Since sending in its revised amended preliminary land development plan (RAPLDP) on Feb. 9, there has been a volley of information back and forth.


“We view all of this collaboration as positive,” Lawrence Gumberg, president of LG Realty Advisors, Inc. wrote in an email. He added that in finalizing a tenant mix “time is of the essence,” though the company aims to bring a “productive mix” of tenants to the site.

The nine-acre project is expected to host office and retail space, and to annually generate $500,000 in real estate taxes. LG Realty Advisors expects the first phase of construction to begin this year.

The RAPLDP does not contain final details nor list specific tenants, which is normal for a large development. However, allowable uses include a hotel or motel, a grocery store, educational or classroom space, retail and office space, and others. A grocery store, Whole Foods, was part of PPS’ original plan that was rejected by the Planning Commission in January 2017.

“We very much hope to bring grocery back to the table,” wrote Gumberg.

City Planning is still reviewing the RAPLDP. When the department judges it complete, they have 10 days in which to schedule the first of two public meetings, and six weeks to add it to the Planning Commission agenda.

Gumberg wrote, the company is eager to hear from the community.

“We’d like to learn more about the kinds of jobs and economic opportunities that people are looking for — and share how this new development will help them.”

This is the third time the plan has been submitted for review since the developer, the city, and four neighborhood groups signed a consent order of court in October 2017. The order resolved numerous lawsuits between the parties, and established additional guidelines for the development.

The site is a Transit Revitalization Investment District or TRID, which allows real estate taxes generated by the project to be used for public or private improvements. The consent order directs those dollars to three separate accounts: a Pennley Park South Improvement Account, an Enright Park Improvement Account and an East End Housing Regeneration Account.
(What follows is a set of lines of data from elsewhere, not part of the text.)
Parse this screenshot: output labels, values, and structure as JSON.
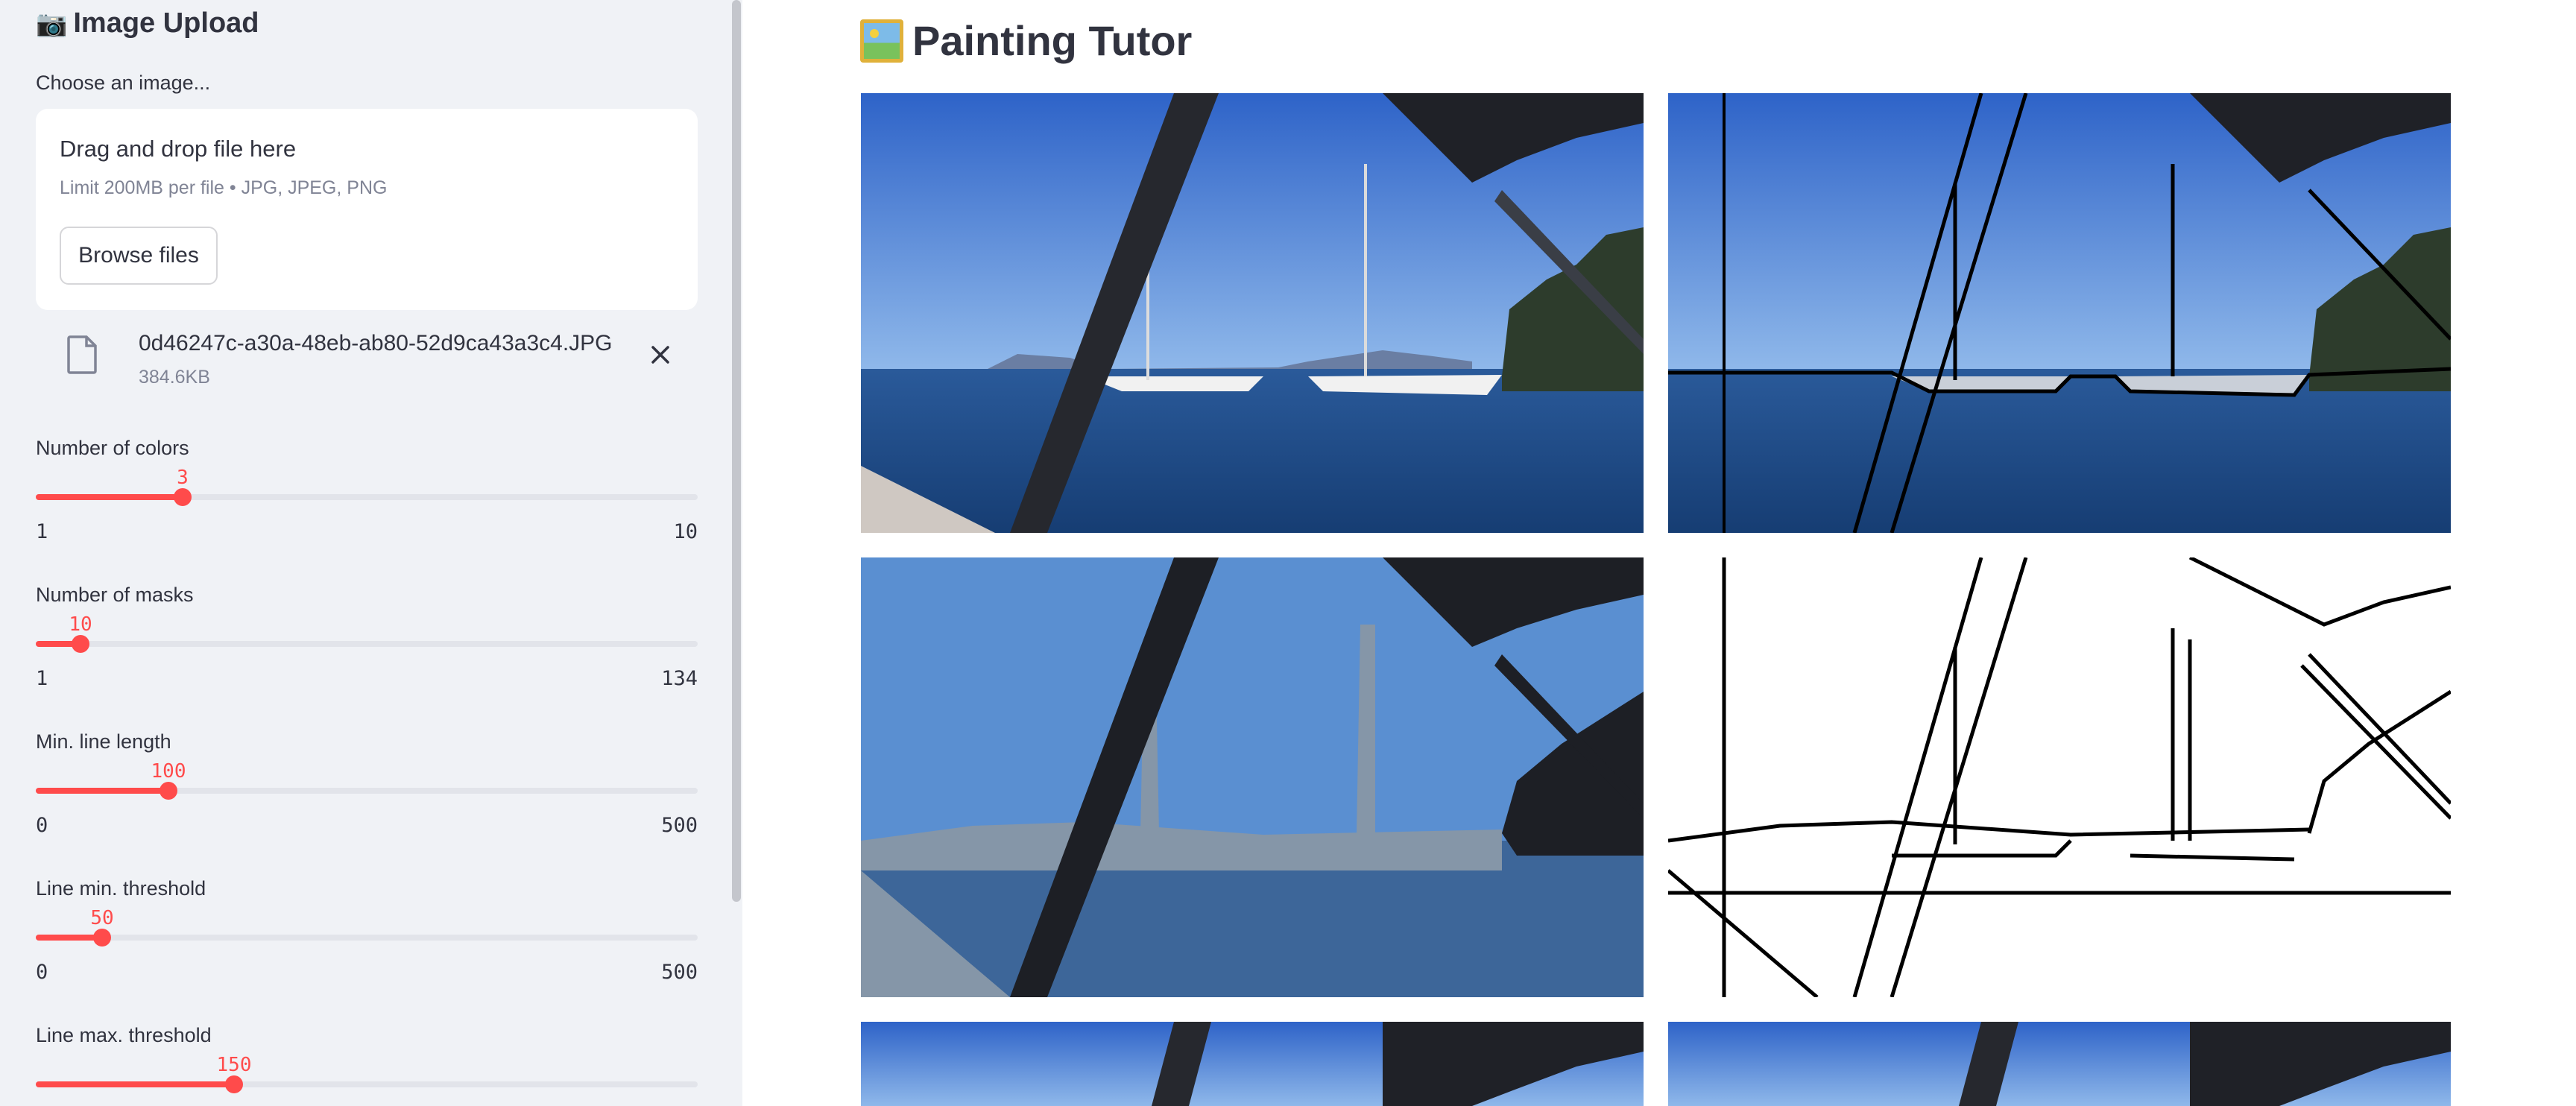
{
  "sidebar": {
    "header": {
      "emoji": "📷",
      "title": "Image Upload"
    },
    "upload": {
      "label": "Choose an image...",
      "drop_text": "Drag and drop file here",
      "limit_text": "Limit 200MB per file • JPG, JPEG, PNG",
      "browse_label": "Browse files"
    },
    "file": {
      "name": "0d46247c-a30a-48eb-ab80-52d9ca43a3c4.JPG",
      "size": "384.6KB",
      "close_icon": "close-icon",
      "file_icon": "file-icon"
    },
    "sliders": [
      {
        "label": "Number of colors",
        "value": "3",
        "min": "1",
        "max": "10",
        "fraction": 0.222
      },
      {
        "label": "Number of masks",
        "value": "10",
        "min": "1",
        "max": "134",
        "fraction": 0.068
      },
      {
        "label": "Min. line length",
        "value": "100",
        "min": "0",
        "max": "500",
        "fraction": 0.2
      },
      {
        "label": "Line min. threshold",
        "value": "50",
        "min": "0",
        "max": "500",
        "fraction": 0.1
      },
      {
        "label": "Line max. threshold",
        "value": "150",
        "min": "0",
        "max": "500",
        "fraction": 0.3
      }
    ],
    "accent_color": "#ff4b4b"
  },
  "main": {
    "title": "Painting Tutor",
    "title_icon": "framed-picture-icon",
    "images": [
      {
        "kind": "original-photo"
      },
      {
        "kind": "blurred-with-outlines"
      },
      {
        "kind": "color-quantized"
      },
      {
        "kind": "line-drawing"
      },
      {
        "kind": "original-photo"
      },
      {
        "kind": "original-photo"
      }
    ]
  }
}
Half of the TRID money will go to the Pennley Park South account to repair streets and maintain the project’s infrastructure. Up to $1 million will be used for improvements to Enright Parklet, which will remain publicly owned and publicly accessible. The remaining TRID money, expected to be “in excess of” $2 million, will be used to acquire and develop affordable housing within a one-mile radius of Pennley Park South.

Housing is not planned for the site itself.

Gumberg expects the project to be constructed in two phases, with the first phase beginning in 2018.